*About this task:*
Report every line of the records that contains the word "public".

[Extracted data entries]
══════════
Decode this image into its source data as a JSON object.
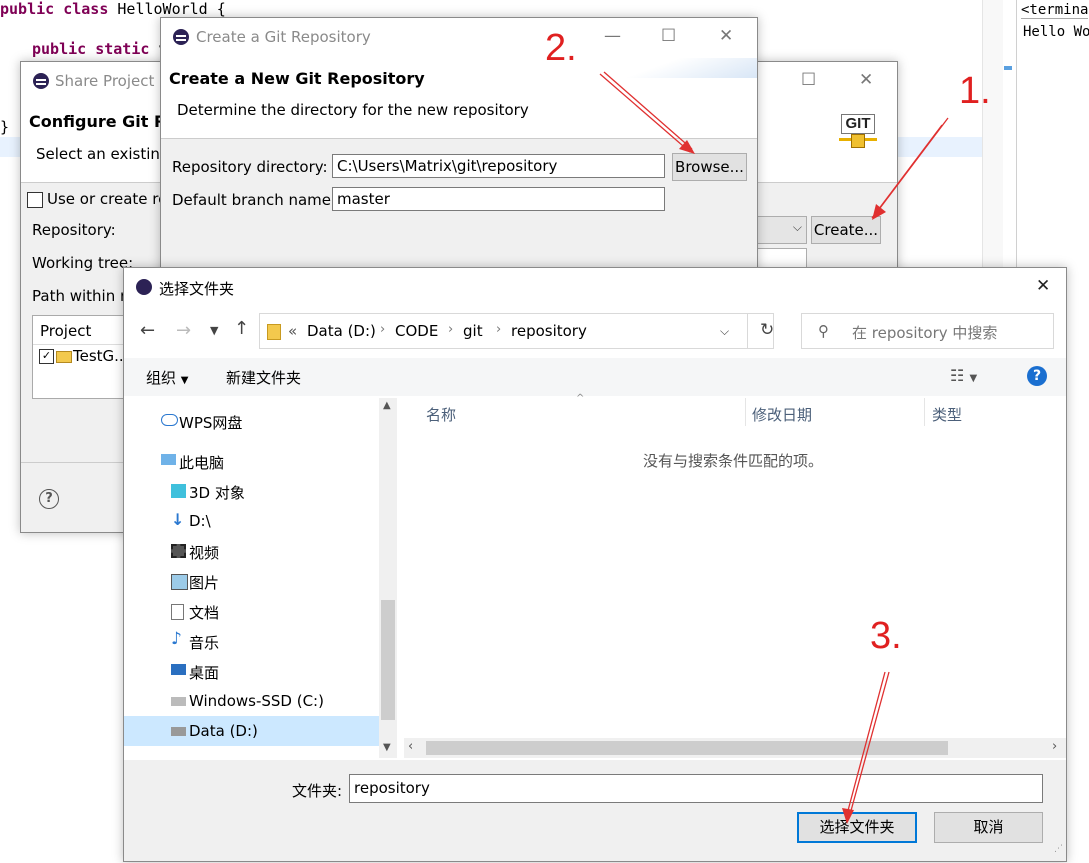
{
  "editor": {
    "line1": "public class HelloWorld {",
    "line2_kw1": "public",
    "line2_kw2": "static",
    "line2_rest": " v",
    "brace": "}",
    "console_tab": "<termina",
    "console_text": "Hello Wo"
  },
  "share": {
    "title": "Share Project",
    "heading": "Configure Git Re",
    "subtitle": "Select an existing",
    "checkbox_label": "Use or create re",
    "repository_label": "Repository:",
    "working_tree_label": "Working tree:",
    "path_label": "Path within re",
    "project_col": "Project",
    "project_item": "TestG...",
    "create_button": "Create...",
    "help_icon": "?"
  },
  "create_repo": {
    "title": "Create a Git Repository",
    "heading": "Create a New Git Repository",
    "description": "Determine the directory for the new repository",
    "dir_label": "Repository directory:",
    "dir_value": "C:\\Users\\Matrix\\git\\repository",
    "browse_button": "Browse...",
    "branch_label": "Default branch name:",
    "branch_value": "master",
    "git_logo_text": "GIT"
  },
  "folder_dialog": {
    "title": "选择文件夹",
    "breadcrumb": [
      "Data (D:)",
      "CODE",
      "git",
      "repository"
    ],
    "breadcrumb_prefix": "«",
    "search_placeholder": "在 repository 中搜索",
    "organize": "组织",
    "new_folder": "新建文件夹",
    "nav": [
      "WPS网盘",
      "此电脑",
      "3D 对象",
      "D:\\",
      "视频",
      "图片",
      "文档",
      "音乐",
      "桌面",
      "Windows-SSD (C:)",
      "Data (D:)"
    ],
    "columns": [
      "名称",
      "修改日期",
      "类型"
    ],
    "empty_message": "没有与搜索条件匹配的项。",
    "folder_label": "文件夹:",
    "folder_value": "repository",
    "select_button": "选择文件夹",
    "cancel_button": "取消"
  },
  "annotations": [
    "1.",
    "2.",
    "3."
  ],
  "colors": {
    "annotation": "#e02020",
    "selected_nav": "#cce8ff",
    "help_blue": "#1a6fd0"
  }
}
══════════
*Response:*
    "line1": "public class HelloWorld {",
    "line2_kw1": "public",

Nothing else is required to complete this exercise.